After his welcome beating, Ahmed says, they sat him down next to a room where a man was being tortured.
"His scream was filling all the space. He was screaming, screaming, screaming. And after a while, one of the officers come and say, 'You are next. You will be there. We advise you to give confessions.' I said, 'I have nothing to give you,' " Ahmed recalls.
Remaining Silent Under Torture
What they wanted Ahmed to confess was that he had helped organize protests, on the ground and online. They wanted him to confess he'd sent video clips of protests to TV channels like Al-Jazeera. They wanted his email addresses, Skype names, Facebook and Twitter logins.
They wanted to prove that he had committed the crime of being against the government. But Ahmed knew better. He knew what they did to protest leaders. They tortured them until they died. He knew he had to keep quiet.
The next round of beatings came from a club that administered electric shocks. Ahmed says his jailers sometimes used the club to shock detainees in the genitals.
They threatened to do the same to him.
"But then I closed my legs and jumped to another corner," he says.
Still, Ahmed didn't talk. So they transferred him to a jail. A dozen young men huddled in each cell. They were permitted to shower only once a week. Praying wasn't allowed.
One night Ahmed sensed something was different. His jailers administered the usual beatings. But then they threatened to bring in his family.
When he still wouldn't talk they hung him from his wrists with his feet still touching the floor. They forced him to ingest large amounts of salt. Every 10 minutes they punched him in the stomach and poured cold water all over his naked body.
The next day, they raised his feet off the floor.
"So the whole weight of my body was held with my wrists. It was unbearable. I couldn't last [any]more and I told them, 'I will talk,' " he says.
Ahmed had spent the night before making a plan. He wanted to give his jailers enough information to stop the torture but not enough to incriminate other activists. He gave names of people who had already been arrested or escaped from Syria. He invented plans for protests that would never happen.
It was enough to slow down the torture but not enough to release him.
'Freedom Is Precious'
Later, as sanctions against the Syrian regime increased, authorities began releasing some detainees. The idea was to show the international community the regime was serious about reform.
Ahmed was among those released, and after he was freed, he fled Syria. He does not want his current location mentioned, and he still fears for his friends and family inside Syria.
Sanctions against the Syrian regime have been stepped up. And Ahmed is still active in the uprising. As for his ordeal?
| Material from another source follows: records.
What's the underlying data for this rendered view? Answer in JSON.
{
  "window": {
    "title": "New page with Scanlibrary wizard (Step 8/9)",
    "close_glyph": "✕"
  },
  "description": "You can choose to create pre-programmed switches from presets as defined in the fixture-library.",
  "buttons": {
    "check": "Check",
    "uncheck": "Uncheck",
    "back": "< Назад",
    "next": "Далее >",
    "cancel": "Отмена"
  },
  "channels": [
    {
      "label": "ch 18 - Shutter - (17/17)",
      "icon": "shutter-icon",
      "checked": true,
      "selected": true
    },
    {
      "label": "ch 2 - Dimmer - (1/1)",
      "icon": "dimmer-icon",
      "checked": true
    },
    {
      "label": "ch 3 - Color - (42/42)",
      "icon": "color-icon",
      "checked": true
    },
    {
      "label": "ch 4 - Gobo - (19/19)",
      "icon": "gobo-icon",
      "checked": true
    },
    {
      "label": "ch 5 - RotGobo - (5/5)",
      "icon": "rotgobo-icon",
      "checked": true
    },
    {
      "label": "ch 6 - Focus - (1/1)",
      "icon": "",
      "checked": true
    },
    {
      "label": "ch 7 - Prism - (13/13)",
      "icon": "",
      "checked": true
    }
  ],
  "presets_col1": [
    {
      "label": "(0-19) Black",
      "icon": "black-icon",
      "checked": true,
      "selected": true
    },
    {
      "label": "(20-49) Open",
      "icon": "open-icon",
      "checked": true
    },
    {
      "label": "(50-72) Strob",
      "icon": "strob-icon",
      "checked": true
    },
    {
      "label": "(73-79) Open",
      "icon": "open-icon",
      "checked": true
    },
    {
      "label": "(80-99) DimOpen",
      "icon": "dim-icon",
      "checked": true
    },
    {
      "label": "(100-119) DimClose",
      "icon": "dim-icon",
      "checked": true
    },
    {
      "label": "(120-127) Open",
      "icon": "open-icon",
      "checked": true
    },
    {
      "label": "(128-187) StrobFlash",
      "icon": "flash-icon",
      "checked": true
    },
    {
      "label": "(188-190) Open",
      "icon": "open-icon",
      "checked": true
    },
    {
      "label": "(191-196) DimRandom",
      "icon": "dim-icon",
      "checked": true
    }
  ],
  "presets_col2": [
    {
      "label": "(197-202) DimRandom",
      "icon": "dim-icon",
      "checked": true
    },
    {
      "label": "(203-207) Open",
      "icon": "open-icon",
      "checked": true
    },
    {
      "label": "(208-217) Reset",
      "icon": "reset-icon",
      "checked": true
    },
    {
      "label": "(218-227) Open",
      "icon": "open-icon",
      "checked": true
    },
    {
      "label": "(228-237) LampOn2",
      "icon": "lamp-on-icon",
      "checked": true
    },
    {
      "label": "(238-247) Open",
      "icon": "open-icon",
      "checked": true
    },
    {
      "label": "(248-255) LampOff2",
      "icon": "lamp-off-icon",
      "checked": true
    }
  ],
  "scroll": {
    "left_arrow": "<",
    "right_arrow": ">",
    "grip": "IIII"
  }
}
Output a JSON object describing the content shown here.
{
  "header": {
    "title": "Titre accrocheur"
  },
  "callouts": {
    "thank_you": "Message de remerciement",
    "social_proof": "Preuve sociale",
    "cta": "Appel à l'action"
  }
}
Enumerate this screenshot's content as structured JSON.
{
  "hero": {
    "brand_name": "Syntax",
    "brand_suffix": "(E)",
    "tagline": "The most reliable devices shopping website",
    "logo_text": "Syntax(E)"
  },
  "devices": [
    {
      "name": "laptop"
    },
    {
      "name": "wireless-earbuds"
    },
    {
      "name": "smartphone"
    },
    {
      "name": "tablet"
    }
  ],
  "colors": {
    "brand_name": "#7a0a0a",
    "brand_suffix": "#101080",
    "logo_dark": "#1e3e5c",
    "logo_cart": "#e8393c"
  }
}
"This is a must and I should go through this," he says. "This will help me explain to my son, to my grandson — I don't know if I will have sons and grandsons — but this will help me to tell them how much we paid to get our freedom. To let them know that freedom is precious."
Copyright 2011 National Public Radio. To see more, visit http://www.npr.org/.